→ PROMPT: Your response should consist of the entries below, written out exactly.

[Dataset rows describing interfaces]
- Opening Delimiter -
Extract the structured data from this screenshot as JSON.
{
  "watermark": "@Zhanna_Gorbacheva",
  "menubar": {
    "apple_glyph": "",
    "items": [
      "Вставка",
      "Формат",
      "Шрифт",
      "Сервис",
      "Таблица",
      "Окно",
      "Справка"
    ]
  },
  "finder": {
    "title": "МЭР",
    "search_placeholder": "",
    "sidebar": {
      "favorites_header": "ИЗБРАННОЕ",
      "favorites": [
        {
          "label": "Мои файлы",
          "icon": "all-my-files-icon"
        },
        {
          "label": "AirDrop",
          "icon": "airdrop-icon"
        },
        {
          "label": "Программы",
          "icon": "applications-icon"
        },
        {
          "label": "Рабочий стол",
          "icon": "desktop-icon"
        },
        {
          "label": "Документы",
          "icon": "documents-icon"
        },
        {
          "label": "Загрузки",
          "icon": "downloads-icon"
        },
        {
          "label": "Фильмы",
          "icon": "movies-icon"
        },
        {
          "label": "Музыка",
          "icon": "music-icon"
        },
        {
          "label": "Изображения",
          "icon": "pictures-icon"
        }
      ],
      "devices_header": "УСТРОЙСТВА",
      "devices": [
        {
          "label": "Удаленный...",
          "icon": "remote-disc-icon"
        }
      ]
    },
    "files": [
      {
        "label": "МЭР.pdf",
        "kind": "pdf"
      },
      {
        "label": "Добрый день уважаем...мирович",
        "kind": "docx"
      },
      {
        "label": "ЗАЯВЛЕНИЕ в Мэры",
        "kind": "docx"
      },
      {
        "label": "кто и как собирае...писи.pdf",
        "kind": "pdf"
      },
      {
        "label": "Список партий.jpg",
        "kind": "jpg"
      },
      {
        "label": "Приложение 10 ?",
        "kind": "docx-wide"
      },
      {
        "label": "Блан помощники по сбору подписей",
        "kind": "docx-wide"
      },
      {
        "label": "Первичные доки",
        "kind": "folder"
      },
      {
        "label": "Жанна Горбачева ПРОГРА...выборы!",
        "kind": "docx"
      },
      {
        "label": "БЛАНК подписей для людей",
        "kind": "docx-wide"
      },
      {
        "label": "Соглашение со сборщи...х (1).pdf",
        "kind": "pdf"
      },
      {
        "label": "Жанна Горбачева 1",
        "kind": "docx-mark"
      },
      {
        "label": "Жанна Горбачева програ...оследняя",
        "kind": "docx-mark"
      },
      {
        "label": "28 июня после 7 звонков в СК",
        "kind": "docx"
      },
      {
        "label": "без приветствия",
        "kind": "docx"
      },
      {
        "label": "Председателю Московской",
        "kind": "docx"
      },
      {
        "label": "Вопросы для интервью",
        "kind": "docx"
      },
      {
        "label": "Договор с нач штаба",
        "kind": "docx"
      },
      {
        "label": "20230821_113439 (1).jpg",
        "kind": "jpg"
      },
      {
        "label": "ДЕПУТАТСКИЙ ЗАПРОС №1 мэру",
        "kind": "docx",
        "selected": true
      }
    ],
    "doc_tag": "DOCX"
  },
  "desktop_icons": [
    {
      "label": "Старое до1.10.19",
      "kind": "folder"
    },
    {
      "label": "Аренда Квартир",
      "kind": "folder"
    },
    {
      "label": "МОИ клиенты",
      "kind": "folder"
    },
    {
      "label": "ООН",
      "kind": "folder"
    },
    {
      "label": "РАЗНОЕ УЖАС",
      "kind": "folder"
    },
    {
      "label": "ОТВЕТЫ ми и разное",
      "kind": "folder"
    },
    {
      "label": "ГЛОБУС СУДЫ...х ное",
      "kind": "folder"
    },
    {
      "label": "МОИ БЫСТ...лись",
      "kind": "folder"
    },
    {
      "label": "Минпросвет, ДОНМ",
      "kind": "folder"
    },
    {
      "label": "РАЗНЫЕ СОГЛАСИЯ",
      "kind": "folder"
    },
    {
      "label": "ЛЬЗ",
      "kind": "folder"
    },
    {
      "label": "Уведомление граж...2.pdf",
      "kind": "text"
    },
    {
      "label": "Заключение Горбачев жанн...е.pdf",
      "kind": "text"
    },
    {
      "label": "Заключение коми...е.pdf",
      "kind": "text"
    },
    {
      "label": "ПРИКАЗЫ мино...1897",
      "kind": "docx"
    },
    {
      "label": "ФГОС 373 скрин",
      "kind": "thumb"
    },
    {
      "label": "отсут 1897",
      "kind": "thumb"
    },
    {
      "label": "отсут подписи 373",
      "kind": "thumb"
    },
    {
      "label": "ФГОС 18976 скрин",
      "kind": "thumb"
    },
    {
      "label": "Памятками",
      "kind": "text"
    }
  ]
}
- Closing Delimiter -
→ RESULT:
Extract the structured data from this screenshot as JSON.
{
  "watermark": "@Zhanna_Gorbacheva",
  "menubar": {
    "apple_glyph": "",
    "items": [
      "Вставка",
      "Формат",
      "Шрифт",
      "Сервис",
      "Таблица",
      "Окно",
      "Справка"
    ]
  },
  "finder": {
    "title": "МЭР",
    "search_placeholder": "",
    "sidebar": {
      "favorites_header": "ИЗБРАННОЕ",
      "favorites": [
        {
          "label": "Мои файлы",
          "icon": "all-my-files-icon"
        },
        {
          "label": "AirDrop",
          "icon": "airdrop-icon"
        },
        {
          "label": "Программы",
          "icon": "applications-icon"
        },
        {
          "label": "Рабочий стол",
          "icon": "desktop-icon"
        },
        {
          "label": "Документы",
          "icon": "documents-icon"
        },
        {
          "label": "Загрузки",
          "icon": "downloads-icon"
        },
        {
          "label": "Фильмы",
          "icon": "movies-icon"
        },
        {
          "label": "Музыка",
          "icon": "music-icon"
        },
        {
          "label": "Изображения",
          "icon": "pictures-icon"
        }
      ],
      "devices_header": "УСТРОЙСТВА",
      "devices": [
        {
          "label": "Удаленный...",
          "icon": "remote-disc-icon"
        }
      ]
    },
    "files": [
      {
        "label": "МЭР.pdf",
        "kind": "pdf"
      },
      {
        "label": "Добрый день уважаем...мирович",
        "kind": "docx"
      },
      {
        "label": "ЗАЯВЛЕНИЕ в Мэры",
        "kind": "docx"
      },
      {
        "label": "кто и как собирае...писи.pdf",
        "kind": "pdf"
      },
      {
        "label": "Список партий.jpg",
        "kind": "jpg"
      },
      {
        "label": "Приложение 10 ?",
        "kind": "docx-wide"
      },
      {
        "label": "Блан помощники по сбору подписей",
        "kind": "docx-wide"
      },
      {
        "label": "Первичные доки",
        "kind": "folder"
      },
      {
        "label": "Жанна Горбачева ПРОГРА...выборы!",
        "kind": "docx"
      },
      {
        "label": "БЛАНК подписей для людей",
        "kind": "docx-wide"
      },
      {
        "label": "Соглашение со сборщи...х (1).pdf",
        "kind": "pdf"
      },
      {
        "label": "Жанна Горбачева 1",
        "kind": "docx-mark"
      },
      {
        "label": "Жанна Горбачева програ...оследняя",
        "kind": "docx-mark"
      },
      {
        "label": "28 июня после 7 звонков в СК",
        "kind": "docx"
      },
      {
        "label": "без приветствия",
        "kind": "docx"
      },
      {
        "label": "Председателю Московской",
        "kind": "docx"
      },
      {
        "label": "Вопросы для интервью",
        "kind": "docx"
      },
      {
        "label": "Договор с нач штаба",
        "kind": "docx"
      },
      {
        "label": "20230821_113439 (1).jpg",
        "kind": "jpg"
      },
      {
        "label": "ДЕПУТАТСКИЙ ЗАПРОС №1 мэру",
        "kind": "docx",
        "selected": true
      }
    ],
    "doc_tag": "DOCX"
  },
  "desktop_icons": [
    {
      "label": "Старое до1.10.19",
      "kind": "folder"
    },
    {
      "label": "Аренда Квартир",
      "kind": "folder"
    },
    {
      "label": "МОИ клиенты",
      "kind": "folder"
    },
    {
      "label": "ООН",
      "kind": "folder"
    },
    {
      "label": "РАЗНОЕ УЖАС",
      "kind": "folder"
    },
    {
      "label": "ОТВЕТЫ ми и разное",
      "kind": "folder"
    },
    {
      "label": "ГЛОБУС СУДЫ...х ное",
      "kind": "folder"
    },
    {
      "label": "МОИ БЫСТ...лись",
      "kind": "folder"
    },
    {
      "label": "Минпросвет, ДОНМ",
      "kind": "folder"
    },
    {
      "label": "РАЗНЫЕ СОГЛАСИЯ",
      "kind": "folder"
    },
    {
      "label": "ЛЬЗ",
      "kind": "folder"
    },
    {
      "label": "Уведомление граж...2.pdf",
      "kind": "text"
    },
    {
      "label": "Заключение Горбачев жанн...е.pdf",
      "kind": "text"
    },
    {
      "label": "Заключение коми...е.pdf",
      "kind": "text"
    },
    {
      "label": "ПРИКАЗЫ мино...1897",
      "kind": "docx"
    },
    {
      "label": "ФГОС 373 скрин",
      "kind": "thumb"
    },
    {
      "label": "отсут 1897",
      "kind": "thumb"
    },
    {
      "label": "отсут подписи 373",
      "kind": "thumb"
    },
    {
      "label": "ФГОС 18976 скрин",
      "kind": "thumb"
    },
    {
      "label": "Памятками",
      "kind": "text"
    }
  ]
}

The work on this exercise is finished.